What to do:
Report each line of the data that contains the string "group".

Material for this exercise:
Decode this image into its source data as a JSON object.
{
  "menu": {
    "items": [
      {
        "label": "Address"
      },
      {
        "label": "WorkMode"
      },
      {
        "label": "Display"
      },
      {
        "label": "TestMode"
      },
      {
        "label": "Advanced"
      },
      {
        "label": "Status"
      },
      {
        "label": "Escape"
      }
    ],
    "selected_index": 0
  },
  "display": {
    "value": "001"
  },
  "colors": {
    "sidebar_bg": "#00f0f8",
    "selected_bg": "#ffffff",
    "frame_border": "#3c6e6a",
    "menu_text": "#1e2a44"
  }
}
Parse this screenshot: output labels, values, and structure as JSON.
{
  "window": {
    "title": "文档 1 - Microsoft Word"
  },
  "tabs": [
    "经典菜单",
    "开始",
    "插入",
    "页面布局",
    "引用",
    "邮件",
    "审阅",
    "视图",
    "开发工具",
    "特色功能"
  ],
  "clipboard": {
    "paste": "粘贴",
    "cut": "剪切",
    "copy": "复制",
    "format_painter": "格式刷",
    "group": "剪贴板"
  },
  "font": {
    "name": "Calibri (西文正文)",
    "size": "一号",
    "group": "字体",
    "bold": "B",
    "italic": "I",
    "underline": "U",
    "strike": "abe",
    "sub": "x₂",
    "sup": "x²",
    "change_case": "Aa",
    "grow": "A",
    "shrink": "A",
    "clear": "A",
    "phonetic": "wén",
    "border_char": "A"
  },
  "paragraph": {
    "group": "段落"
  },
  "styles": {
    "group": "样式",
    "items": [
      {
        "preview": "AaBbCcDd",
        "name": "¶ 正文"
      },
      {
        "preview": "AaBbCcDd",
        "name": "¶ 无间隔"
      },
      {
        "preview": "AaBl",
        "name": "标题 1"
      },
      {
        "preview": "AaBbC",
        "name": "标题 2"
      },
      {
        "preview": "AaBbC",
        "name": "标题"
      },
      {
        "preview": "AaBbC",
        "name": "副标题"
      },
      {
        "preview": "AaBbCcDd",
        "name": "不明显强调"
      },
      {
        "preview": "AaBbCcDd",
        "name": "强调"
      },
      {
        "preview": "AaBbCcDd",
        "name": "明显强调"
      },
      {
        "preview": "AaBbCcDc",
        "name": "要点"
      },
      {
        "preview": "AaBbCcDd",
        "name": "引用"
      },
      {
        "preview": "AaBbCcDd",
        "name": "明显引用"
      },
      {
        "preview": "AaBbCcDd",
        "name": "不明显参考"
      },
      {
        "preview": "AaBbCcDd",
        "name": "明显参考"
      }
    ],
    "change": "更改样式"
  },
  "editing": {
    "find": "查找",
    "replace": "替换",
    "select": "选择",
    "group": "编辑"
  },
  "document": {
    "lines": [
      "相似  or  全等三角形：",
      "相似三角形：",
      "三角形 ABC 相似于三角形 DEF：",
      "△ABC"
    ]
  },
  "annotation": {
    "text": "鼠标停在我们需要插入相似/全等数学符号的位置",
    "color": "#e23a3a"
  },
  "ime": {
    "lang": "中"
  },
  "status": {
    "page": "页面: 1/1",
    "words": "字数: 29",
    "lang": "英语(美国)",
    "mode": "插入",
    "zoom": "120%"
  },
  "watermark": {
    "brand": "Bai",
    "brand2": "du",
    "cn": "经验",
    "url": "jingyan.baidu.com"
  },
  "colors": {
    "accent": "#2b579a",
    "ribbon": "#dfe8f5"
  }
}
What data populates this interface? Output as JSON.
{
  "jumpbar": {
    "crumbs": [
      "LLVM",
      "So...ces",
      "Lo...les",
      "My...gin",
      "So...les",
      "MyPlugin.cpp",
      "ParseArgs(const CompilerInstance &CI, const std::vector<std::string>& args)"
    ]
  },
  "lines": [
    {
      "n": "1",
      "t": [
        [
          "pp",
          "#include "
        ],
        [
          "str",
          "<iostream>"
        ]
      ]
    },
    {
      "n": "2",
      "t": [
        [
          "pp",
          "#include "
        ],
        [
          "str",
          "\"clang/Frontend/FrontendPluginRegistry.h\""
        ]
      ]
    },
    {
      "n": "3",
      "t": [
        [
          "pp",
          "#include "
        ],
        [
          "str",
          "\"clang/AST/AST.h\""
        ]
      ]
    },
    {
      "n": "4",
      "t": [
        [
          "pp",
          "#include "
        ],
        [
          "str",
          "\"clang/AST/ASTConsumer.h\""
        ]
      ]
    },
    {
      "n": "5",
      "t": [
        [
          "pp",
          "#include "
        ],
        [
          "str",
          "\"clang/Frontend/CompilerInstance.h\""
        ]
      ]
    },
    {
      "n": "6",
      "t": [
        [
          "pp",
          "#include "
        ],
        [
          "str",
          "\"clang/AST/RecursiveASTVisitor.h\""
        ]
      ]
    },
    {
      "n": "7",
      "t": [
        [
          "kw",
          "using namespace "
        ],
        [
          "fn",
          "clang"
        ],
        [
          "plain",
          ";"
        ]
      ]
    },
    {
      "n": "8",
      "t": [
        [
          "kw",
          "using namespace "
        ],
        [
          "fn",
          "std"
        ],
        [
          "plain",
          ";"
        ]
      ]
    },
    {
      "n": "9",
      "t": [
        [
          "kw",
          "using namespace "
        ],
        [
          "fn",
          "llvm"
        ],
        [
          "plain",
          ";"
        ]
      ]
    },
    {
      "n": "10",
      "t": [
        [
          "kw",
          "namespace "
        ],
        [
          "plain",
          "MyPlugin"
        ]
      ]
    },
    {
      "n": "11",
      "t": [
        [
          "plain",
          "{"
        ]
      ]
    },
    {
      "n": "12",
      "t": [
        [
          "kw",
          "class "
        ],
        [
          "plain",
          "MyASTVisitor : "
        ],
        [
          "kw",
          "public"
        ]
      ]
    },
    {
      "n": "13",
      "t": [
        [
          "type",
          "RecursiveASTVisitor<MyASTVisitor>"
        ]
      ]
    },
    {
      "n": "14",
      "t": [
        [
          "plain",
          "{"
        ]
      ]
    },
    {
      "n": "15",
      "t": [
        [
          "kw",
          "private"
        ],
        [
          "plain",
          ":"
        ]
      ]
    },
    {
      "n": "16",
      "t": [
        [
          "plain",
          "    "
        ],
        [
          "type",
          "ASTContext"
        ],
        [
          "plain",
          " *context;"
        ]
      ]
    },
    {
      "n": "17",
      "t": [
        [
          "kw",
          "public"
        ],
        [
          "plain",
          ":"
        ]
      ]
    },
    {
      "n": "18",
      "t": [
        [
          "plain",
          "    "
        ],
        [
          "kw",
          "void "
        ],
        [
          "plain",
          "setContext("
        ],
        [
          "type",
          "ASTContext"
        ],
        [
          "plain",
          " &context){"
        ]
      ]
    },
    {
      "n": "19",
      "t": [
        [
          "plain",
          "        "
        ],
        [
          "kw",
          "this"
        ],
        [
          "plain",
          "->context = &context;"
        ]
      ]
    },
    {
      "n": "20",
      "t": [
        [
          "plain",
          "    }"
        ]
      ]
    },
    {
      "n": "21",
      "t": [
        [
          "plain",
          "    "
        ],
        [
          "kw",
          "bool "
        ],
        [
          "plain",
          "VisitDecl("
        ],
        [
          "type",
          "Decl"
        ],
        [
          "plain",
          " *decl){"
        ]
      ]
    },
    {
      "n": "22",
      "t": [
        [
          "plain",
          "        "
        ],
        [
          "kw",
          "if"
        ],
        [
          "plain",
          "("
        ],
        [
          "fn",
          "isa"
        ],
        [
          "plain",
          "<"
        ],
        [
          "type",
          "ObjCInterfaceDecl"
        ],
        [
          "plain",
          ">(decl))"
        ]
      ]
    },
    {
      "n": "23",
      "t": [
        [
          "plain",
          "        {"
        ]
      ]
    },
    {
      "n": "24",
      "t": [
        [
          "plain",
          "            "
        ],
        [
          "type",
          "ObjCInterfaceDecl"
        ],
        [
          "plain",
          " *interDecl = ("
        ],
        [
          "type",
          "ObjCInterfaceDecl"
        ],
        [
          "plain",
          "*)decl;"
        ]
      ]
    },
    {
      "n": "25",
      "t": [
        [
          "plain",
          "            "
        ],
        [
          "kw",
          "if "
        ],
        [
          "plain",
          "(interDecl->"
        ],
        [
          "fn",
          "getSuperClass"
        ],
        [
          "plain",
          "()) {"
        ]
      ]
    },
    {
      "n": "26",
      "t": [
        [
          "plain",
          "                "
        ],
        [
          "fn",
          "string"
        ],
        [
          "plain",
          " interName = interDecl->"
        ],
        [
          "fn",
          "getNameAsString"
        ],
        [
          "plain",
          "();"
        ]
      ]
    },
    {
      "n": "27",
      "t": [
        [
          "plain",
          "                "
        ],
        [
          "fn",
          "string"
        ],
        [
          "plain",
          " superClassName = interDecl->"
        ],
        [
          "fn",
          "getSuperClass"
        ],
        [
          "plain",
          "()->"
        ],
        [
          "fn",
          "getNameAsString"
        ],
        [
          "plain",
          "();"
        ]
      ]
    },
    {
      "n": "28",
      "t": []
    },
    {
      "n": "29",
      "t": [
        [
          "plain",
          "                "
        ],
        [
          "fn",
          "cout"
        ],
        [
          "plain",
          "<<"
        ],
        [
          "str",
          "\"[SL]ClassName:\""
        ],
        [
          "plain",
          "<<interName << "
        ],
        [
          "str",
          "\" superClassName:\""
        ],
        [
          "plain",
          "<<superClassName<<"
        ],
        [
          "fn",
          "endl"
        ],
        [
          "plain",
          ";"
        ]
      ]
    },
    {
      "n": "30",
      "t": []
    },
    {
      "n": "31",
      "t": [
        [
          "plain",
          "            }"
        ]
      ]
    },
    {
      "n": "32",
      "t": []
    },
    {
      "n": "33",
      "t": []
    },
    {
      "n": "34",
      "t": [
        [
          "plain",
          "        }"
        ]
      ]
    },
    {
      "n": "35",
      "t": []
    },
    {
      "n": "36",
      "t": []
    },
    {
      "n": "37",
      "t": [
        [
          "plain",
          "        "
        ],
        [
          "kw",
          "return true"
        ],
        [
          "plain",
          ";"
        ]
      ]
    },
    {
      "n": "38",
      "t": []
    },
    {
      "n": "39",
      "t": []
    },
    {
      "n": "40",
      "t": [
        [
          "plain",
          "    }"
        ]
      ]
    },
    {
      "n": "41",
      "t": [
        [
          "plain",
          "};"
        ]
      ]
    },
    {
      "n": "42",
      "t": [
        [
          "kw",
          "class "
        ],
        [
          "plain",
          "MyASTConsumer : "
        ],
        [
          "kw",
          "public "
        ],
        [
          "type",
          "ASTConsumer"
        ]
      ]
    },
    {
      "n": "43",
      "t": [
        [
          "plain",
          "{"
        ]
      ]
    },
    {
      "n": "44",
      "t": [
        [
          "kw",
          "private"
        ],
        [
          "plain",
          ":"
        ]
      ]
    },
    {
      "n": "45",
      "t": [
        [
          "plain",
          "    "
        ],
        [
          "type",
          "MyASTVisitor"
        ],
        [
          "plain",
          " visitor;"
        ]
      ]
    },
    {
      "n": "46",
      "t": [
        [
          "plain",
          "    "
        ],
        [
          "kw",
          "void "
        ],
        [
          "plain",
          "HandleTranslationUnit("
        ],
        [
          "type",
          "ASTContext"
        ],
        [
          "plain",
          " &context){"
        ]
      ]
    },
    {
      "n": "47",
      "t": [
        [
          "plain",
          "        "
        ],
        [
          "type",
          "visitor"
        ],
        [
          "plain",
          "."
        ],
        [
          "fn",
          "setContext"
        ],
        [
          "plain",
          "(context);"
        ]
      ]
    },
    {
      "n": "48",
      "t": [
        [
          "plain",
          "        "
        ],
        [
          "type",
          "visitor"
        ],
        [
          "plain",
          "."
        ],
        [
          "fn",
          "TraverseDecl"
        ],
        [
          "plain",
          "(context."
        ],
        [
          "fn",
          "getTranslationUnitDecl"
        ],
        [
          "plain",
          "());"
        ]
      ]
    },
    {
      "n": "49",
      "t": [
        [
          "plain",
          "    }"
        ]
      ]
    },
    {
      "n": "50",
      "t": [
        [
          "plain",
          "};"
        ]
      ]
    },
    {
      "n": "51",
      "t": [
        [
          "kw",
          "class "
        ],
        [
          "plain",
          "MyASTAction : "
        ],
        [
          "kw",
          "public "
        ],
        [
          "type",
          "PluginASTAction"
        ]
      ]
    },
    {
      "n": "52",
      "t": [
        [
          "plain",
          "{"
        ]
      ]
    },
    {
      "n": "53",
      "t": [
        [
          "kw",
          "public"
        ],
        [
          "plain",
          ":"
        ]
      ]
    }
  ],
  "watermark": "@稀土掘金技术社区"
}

Solved problem:
    "group": "剪贴板"
    "group": "字体",
    "group": "段落"
    "group": "样式",
    "group": "编辑"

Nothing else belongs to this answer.